It may feel risky to do things like allow academics under the hood of a game to look at player data... but there is more to be gained than lost from doing so
The first is to continue to show the wider world the extent and reach of video games today. While this is partly about facts and figures about who plays, it’s more broadly about repositioning people’s understanding of games to realise that they either do play (e.g. Wordle) or feel welcome to play to give them a route into games.
Next, we need to continue to noisily educate people about play and the frameworks around it. Campaigns like Get Smart About PLAY, which both explains the guard-rails around play that parents can set while encouraging them to get their hands on games, cut into the mainstream conversation to positively shape it in contrast to negative pieces.
Finally, the industry itself needs to be more open about the way we make games. Too often people believe that the "magic" of game development is arcane. Getting better at telling the stories of the wonderful people who make games, the warm-hearted motivation of the majority of our sector to try to bring some fun to the world and explaining as simply as we can the challenges of development to a wider world will help disarm perceptions of risk over time.

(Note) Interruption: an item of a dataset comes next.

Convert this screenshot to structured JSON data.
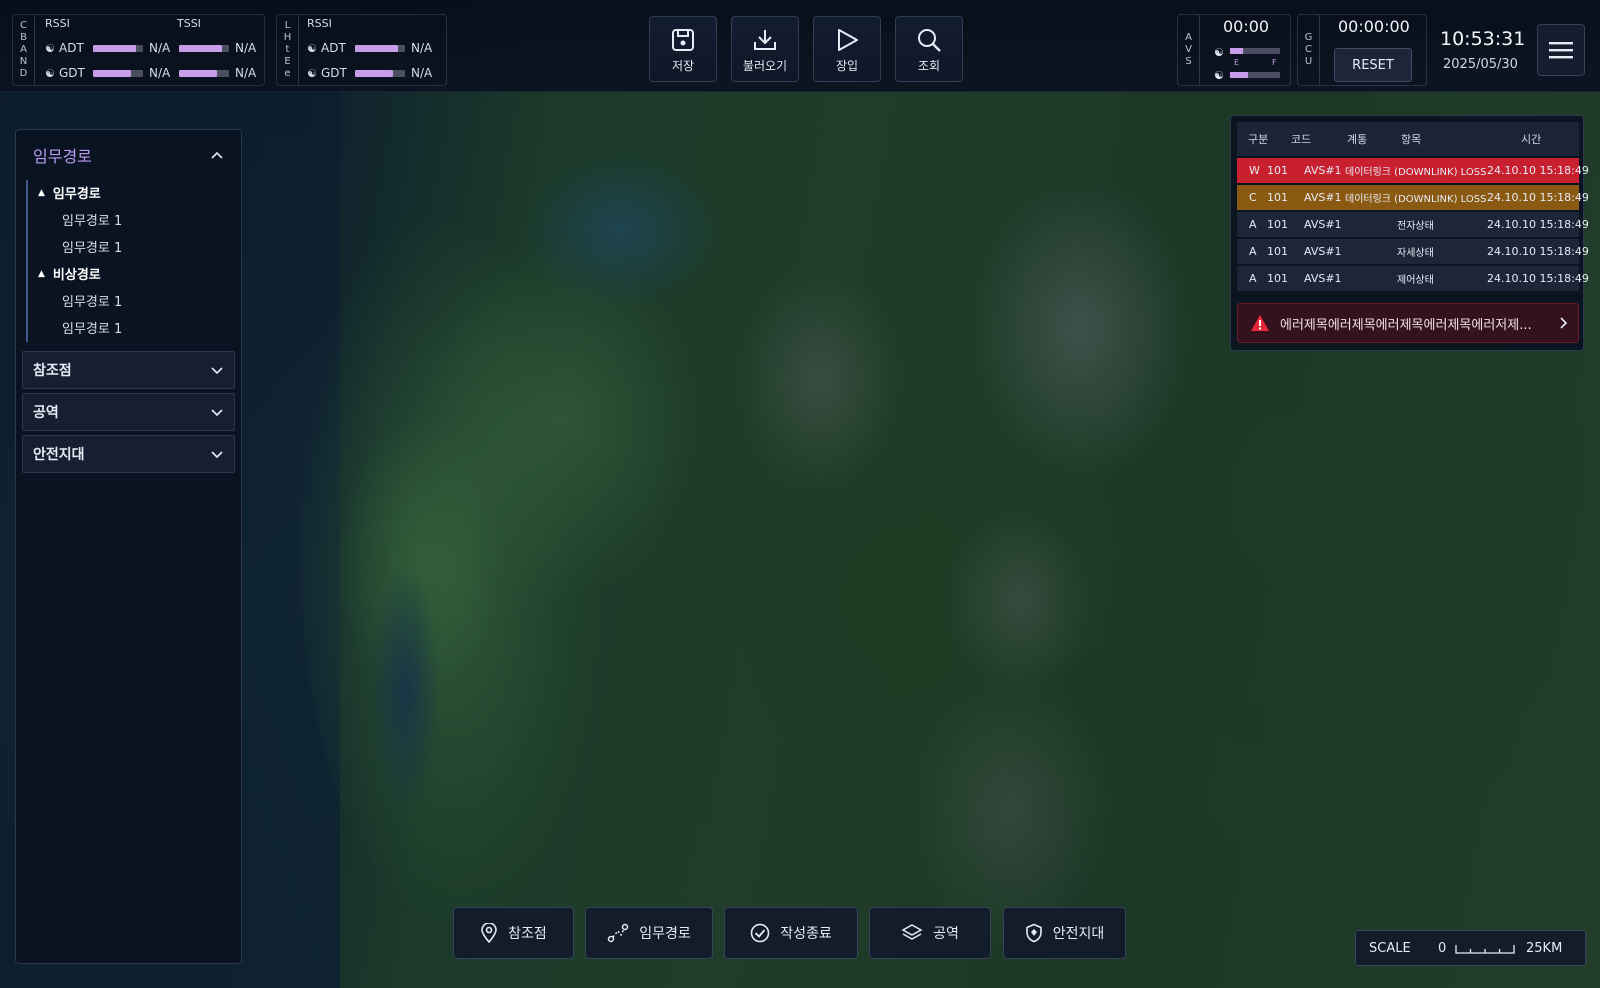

And while it may seem like a tough thing to do, it’s never been a better time to push. We’re closer now than ever to a world where everyone grew up with games. We know that people in positions of influence and power in society - including Rishi Sunak - increasingly "get games" from the perspective we come from. The sector also clearly has both the skill and resource to effectively tell this story widely to the public in a way it hasn’t before.
So yes, it can feel a little dispiriting to see the risk of harm around games blown out of proportion once again. But if the industry puts its focus on telling its story to the world beyond the industry’s borders in an accessible way, there’s a chance we may be able to finally begin to put these scare stories to bed.
George Osborn is director of policy communications at Taso Advisory and co-chair of GamesAid. He was previously UKIE's head of campaigns and communications